__ASSIGNED TASK__. Read through the entries below and copy each line where "this" turns up.

__DATA EXTRACTS__.
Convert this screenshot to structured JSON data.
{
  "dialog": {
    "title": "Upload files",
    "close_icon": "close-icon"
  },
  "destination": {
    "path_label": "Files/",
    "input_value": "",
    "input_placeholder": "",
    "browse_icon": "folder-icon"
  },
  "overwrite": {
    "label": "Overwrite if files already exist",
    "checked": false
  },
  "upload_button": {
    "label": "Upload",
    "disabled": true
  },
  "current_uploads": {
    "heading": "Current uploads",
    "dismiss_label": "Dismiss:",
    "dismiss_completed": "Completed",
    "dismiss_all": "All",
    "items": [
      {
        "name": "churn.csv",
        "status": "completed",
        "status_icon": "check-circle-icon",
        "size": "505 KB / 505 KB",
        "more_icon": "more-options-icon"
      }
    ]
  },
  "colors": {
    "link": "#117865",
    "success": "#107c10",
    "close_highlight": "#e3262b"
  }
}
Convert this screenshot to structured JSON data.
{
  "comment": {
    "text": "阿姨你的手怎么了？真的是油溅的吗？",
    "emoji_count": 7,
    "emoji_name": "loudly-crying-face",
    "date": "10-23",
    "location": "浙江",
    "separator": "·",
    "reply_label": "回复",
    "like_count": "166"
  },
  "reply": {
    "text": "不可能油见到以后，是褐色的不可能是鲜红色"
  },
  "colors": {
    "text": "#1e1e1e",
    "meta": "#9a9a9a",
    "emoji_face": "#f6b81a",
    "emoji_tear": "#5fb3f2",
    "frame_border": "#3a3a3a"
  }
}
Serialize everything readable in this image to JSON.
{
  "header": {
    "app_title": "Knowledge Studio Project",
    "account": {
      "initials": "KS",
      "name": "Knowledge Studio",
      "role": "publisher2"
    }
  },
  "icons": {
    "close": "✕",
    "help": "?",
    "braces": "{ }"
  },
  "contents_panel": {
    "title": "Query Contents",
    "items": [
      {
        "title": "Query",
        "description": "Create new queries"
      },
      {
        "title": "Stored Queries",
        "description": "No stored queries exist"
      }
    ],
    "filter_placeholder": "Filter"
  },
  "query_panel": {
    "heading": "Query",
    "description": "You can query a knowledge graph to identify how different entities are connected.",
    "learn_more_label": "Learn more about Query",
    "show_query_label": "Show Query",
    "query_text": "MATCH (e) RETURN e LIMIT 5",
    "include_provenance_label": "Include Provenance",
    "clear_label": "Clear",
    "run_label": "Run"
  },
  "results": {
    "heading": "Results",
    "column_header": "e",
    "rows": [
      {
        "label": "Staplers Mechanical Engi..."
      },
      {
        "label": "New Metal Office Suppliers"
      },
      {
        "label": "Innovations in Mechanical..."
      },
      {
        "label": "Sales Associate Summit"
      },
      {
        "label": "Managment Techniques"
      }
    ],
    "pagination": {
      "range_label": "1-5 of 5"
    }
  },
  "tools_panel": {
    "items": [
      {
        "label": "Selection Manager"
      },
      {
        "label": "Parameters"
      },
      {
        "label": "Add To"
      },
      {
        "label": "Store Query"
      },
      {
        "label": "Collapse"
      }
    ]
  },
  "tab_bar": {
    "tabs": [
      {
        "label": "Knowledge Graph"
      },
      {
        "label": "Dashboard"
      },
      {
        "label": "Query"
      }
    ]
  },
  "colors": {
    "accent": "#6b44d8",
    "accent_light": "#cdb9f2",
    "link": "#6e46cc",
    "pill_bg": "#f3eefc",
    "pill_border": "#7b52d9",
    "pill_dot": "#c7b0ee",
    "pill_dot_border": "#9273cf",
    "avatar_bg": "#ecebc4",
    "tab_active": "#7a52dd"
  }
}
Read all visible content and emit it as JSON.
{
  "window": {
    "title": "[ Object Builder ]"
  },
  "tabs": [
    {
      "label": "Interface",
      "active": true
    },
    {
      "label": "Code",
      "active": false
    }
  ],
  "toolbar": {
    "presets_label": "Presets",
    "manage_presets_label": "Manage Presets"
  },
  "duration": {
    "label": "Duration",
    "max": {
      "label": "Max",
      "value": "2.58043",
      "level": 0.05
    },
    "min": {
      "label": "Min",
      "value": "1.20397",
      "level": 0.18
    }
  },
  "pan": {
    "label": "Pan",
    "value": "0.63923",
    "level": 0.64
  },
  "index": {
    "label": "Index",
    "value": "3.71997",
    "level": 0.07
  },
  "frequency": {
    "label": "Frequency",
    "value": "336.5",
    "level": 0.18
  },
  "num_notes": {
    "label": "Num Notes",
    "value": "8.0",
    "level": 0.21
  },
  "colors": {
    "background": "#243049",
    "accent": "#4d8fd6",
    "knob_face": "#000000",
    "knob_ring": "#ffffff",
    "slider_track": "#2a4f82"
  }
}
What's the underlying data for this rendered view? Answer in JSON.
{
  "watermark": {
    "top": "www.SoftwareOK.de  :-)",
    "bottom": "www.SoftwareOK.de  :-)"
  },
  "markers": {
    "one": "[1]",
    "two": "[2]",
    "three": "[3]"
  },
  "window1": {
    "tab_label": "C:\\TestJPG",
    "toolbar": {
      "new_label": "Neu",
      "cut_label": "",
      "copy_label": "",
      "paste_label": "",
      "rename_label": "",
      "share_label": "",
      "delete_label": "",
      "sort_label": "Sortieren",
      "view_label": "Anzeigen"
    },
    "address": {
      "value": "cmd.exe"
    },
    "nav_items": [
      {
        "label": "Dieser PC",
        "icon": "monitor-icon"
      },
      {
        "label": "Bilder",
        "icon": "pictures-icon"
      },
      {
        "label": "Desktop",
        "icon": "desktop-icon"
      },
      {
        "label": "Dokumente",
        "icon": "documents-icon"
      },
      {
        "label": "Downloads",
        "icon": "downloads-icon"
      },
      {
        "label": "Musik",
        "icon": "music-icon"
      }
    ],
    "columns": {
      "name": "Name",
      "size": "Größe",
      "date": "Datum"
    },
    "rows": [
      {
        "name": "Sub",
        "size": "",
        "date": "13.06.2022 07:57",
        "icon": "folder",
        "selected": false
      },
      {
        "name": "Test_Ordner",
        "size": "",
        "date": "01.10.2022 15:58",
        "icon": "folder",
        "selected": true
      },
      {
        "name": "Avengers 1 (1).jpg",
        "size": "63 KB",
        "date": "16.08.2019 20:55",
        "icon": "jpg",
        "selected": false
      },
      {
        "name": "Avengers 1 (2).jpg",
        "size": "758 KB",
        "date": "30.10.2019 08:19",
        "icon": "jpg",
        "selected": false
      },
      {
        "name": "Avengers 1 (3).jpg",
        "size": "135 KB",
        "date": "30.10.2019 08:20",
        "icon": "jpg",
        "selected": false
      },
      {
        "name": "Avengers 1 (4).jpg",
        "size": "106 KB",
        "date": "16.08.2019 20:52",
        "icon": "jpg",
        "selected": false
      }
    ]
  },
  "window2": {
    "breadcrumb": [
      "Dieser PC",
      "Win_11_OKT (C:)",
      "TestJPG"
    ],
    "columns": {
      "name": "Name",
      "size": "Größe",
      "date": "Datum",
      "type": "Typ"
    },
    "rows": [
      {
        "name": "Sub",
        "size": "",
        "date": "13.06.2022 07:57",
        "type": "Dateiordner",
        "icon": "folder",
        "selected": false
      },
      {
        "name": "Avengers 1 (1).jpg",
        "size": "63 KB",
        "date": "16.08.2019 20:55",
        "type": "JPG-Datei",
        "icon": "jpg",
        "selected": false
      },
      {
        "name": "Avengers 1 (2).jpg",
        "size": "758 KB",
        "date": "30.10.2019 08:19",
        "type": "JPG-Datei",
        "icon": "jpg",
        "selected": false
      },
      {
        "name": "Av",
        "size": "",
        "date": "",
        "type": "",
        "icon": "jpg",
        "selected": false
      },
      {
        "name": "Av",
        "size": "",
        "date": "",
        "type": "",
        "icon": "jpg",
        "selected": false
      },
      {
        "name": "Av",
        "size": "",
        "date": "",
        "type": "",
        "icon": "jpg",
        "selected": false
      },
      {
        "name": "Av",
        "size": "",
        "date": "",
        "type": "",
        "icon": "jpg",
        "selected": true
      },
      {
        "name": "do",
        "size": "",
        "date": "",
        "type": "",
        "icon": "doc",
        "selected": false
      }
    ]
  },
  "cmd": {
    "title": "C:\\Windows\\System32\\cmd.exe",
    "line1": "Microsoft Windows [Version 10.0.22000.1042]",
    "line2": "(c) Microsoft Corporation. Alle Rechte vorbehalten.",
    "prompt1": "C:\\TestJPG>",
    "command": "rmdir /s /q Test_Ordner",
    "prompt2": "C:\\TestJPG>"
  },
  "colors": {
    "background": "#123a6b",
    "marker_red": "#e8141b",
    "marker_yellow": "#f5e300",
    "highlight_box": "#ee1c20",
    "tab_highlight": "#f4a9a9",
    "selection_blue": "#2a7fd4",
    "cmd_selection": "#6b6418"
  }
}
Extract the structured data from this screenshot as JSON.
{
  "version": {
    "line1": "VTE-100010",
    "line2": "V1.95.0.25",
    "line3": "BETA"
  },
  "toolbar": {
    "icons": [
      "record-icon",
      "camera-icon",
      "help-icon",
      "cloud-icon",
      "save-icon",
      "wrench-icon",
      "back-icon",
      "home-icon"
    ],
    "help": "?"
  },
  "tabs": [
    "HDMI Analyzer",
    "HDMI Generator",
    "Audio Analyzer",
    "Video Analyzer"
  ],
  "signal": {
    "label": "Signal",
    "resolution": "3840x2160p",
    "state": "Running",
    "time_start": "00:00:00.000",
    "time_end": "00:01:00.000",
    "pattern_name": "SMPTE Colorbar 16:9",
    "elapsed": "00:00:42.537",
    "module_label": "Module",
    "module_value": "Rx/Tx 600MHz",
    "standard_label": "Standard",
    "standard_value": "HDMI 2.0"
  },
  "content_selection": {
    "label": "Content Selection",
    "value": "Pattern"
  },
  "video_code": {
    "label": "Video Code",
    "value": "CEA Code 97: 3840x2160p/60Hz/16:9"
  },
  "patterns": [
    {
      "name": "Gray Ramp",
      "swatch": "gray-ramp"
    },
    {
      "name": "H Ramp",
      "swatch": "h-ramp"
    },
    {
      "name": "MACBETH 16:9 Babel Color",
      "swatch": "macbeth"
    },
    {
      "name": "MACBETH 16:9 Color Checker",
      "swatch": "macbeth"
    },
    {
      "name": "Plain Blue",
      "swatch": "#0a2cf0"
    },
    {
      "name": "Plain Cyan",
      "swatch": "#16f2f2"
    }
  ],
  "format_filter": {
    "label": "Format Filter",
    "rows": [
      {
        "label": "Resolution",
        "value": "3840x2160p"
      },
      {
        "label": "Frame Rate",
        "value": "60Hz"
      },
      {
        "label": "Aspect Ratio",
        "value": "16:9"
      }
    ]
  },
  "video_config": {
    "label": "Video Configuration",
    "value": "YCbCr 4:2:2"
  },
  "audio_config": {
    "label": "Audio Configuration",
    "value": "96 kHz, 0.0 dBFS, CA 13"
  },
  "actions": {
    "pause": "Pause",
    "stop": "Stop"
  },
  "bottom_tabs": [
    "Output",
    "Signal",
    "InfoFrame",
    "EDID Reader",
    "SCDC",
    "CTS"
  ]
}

__EXERCISE SOLUTION__.
Convert this screenshot to structured JSON data.
Convert this screenshot to structured JSON data.
Serialize everything readable in this image to JSON.
What's the underlying data for this rendered view? Answer in JSON.
Extract the structured data from this screenshot as JSON.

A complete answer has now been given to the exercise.